Task to complete >> Repeat the records. Each line must match exactly.

* * *

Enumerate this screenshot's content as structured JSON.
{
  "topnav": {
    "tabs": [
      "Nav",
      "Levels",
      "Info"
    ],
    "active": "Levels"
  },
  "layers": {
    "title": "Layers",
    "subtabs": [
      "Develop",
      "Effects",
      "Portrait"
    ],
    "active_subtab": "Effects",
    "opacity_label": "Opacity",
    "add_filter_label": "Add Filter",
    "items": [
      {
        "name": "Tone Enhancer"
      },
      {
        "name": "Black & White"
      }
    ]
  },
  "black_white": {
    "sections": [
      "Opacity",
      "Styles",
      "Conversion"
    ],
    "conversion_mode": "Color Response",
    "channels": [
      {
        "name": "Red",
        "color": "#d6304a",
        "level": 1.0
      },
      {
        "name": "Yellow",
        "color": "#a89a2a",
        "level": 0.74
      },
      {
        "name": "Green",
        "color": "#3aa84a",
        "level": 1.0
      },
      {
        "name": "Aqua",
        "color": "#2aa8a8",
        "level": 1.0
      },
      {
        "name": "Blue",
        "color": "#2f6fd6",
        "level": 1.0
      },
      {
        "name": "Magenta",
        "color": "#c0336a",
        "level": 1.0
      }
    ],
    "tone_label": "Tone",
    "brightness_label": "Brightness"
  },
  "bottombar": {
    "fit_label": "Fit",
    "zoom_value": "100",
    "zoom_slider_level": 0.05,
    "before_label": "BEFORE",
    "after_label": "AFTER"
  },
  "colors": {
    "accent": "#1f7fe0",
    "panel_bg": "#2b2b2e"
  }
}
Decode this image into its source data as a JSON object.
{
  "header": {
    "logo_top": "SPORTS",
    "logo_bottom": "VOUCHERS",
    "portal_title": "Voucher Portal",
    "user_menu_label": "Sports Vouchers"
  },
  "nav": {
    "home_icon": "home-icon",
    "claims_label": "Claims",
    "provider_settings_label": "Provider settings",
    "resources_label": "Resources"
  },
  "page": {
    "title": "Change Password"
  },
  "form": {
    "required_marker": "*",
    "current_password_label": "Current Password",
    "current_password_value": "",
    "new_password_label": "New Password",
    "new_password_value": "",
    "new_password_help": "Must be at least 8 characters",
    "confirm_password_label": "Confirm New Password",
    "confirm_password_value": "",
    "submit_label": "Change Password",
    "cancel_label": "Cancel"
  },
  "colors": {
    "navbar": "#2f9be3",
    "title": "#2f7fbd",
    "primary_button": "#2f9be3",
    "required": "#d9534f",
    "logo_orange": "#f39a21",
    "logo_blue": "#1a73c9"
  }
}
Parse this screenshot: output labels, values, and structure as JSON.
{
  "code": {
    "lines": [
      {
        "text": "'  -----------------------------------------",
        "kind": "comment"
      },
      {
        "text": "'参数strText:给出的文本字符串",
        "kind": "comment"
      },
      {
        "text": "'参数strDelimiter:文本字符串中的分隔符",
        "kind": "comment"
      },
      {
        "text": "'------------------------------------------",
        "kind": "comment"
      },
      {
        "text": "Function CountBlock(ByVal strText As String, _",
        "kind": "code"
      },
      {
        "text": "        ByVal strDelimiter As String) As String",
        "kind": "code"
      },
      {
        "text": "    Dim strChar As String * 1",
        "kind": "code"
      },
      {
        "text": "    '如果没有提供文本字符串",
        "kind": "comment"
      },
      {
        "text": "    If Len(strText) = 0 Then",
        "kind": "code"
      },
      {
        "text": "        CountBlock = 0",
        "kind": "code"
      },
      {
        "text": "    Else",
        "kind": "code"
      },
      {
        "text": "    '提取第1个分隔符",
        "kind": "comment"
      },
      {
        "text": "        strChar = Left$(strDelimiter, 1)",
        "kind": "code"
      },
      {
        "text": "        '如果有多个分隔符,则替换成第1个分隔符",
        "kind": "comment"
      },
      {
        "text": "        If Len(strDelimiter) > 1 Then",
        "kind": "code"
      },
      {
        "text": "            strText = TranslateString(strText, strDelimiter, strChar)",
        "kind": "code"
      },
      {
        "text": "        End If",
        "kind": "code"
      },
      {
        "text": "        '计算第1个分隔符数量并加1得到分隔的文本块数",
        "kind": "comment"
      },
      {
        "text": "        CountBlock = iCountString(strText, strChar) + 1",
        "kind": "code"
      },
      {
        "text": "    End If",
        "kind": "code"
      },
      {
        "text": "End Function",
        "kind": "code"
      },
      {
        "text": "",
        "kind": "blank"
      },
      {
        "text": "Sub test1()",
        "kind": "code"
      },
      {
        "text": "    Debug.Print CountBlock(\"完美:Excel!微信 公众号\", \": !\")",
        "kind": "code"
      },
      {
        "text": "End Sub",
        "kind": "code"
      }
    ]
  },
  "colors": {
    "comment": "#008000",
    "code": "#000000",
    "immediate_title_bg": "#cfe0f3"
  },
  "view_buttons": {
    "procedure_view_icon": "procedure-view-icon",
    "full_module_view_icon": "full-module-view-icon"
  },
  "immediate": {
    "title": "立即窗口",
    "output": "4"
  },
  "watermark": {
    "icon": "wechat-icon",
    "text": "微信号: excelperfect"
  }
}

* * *

Answer below >>
Enumerate this screenshot's content as structured JSON.
{
  "topnav": {
    "tabs": [
      "Nav",
      "Levels",
      "Info"
    ],
    "active": "Levels"
  },
  "layers": {
    "title": "Layers",
    "subtabs": [
      "Develop",
      "Effects",
      "Portrait"
    ],
    "active_subtab": "Effects",
    "opacity_label": "Opacity",
    "add_filter_label": "Add Filter",
    "items": [
      {
        "name": "Tone Enhancer"
      },
      {
        "name": "Black & White"
      }
    ]
  },
  "black_white": {
    "sections": [
      "Opacity",
      "Styles",
      "Conversion"
    ],
    "conversion_mode": "Color Response",
    "channels": [
      {
        "name": "Red",
        "color": "#d6304a",
        "level": 1.0
      },
      {
        "name": "Yellow",
        "color": "#a89a2a",
        "level": 0.74
      },
      {
        "name": "Green",
        "color": "#3aa84a",
        "level": 1.0
      },
      {
        "name": "Aqua",
        "color": "#2aa8a8",
        "level": 1.0
      },
      {
        "name": "Blue",
        "color": "#2f6fd6",
        "level": 1.0
      },
      {
        "name": "Magenta",
        "color": "#c0336a",
        "level": 1.0
      }
    ],
    "tone_label": "Tone",
    "brightness_label": "Brightness"
  },
  "bottombar": {
    "fit_label": "Fit",
    "zoom_value": "100",
    "zoom_slider_level": 0.05,
    "before_label": "BEFORE",
    "after_label": "AFTER"
  },
  "colors": {
    "accent": "#1f7fe0",
    "panel_bg": "#2b2b2e"
  }
}
Decode this image into its source data as a JSON object.
{
  "header": {
    "logo_top": "SPORTS",
    "logo_bottom": "VOUCHERS",
    "portal_title": "Voucher Portal",
    "user_menu_label": "Sports Vouchers"
  },
  "nav": {
    "home_icon": "home-icon",
    "claims_label": "Claims",
    "provider_settings_label": "Provider settings",
    "resources_label": "Resources"
  },
  "page": {
    "title": "Change Password"
  },
  "form": {
    "required_marker": "*",
    "current_password_label": "Current Password",
    "current_password_value": "",
    "new_password_label": "New Password",
    "new_password_value": "",
    "new_password_help": "Must be at least 8 characters",
    "confirm_password_label": "Confirm New Password",
    "confirm_password_value": "",
    "submit_label": "Change Password",
    "cancel_label": "Cancel"
  },
  "colors": {
    "navbar": "#2f9be3",
    "title": "#2f7fbd",
    "primary_button": "#2f9be3",
    "required": "#d9534f",
    "logo_orange": "#f39a21",
    "logo_blue": "#1a73c9"
  }
}
Parse this screenshot: output labels, values, and structure as JSON.
{
  "code": {
    "lines": [
      {
        "text": "'  -----------------------------------------",
        "kind": "comment"
      },
      {
        "text": "'参数strText:给出的文本字符串",
        "kind": "comment"
      },
      {
        "text": "'参数strDelimiter:文本字符串中的分隔符",
        "kind": "comment"
      },
      {
        "text": "'------------------------------------------",
        "kind": "comment"
      },
      {
        "text": "Function CountBlock(ByVal strText As String, _",
        "kind": "code"
      },
      {
        "text": "        ByVal strDelimiter As String) As String",
        "kind": "code"
      },
      {
        "text": "    Dim strChar As String * 1",
        "kind": "code"
      },
      {
        "text": "    '如果没有提供文本字符串",
        "kind": "comment"
      },
      {
        "text": "    If Len(strText) = 0 Then",
        "kind": "code"
      },
      {
        "text": "        CountBlock = 0",
        "kind": "code"
      },
      {
        "text": "    Else",
        "kind": "code"
      },
      {
        "text": "    '提取第1个分隔符",
        "kind": "comment"
      },
      {
        "text": "        strChar = Left$(strDelimiter, 1)",
        "kind": "code"
      },
      {
        "text": "        '如果有多个分隔符,则替换成第1个分隔符",
        "kind": "comment"
      },
      {
        "text": "        If Len(strDelimiter) > 1 Then",
        "kind": "code"
      },
      {
        "text": "            strText = TranslateString(strText, strDelimiter, strChar)",
        "kind": "code"
      },
      {
        "text": "        End If",
        "kind": "code"
      },
      {
        "text": "        '计算第1个分隔符数量并加1得到分隔的文本块数",
        "kind": "comment"
      },
      {
        "text": "        CountBlock = iCountString(strText, strChar) + 1",
        "kind": "code"
      },
      {
        "text": "    End If",
        "kind": "code"
      },
      {
        "text": "End Function",
        "kind": "code"
      },
      {
        "text": "",
        "kind": "blank"
      },
      {
        "text": "Sub test1()",
        "kind": "code"
      },
      {
        "text": "    Debug.Print CountBlock(\"完美:Excel!微信 公众号\", \": !\")",
        "kind": "code"
      },
      {
        "text": "End Sub",
        "kind": "code"
      }
    ]
  },
  "colors": {
    "comment": "#008000",
    "code": "#000000",
    "immediate_title_bg": "#cfe0f3"
  },
  "view_buttons": {
    "procedure_view_icon": "procedure-view-icon",
    "full_module_view_icon": "full-module-view-icon"
  },
  "immediate": {
    "title": "立即窗口",
    "output": "4"
  },
  "watermark": {
    "icon": "wechat-icon",
    "text": "微信号: excelperfect"
  }
}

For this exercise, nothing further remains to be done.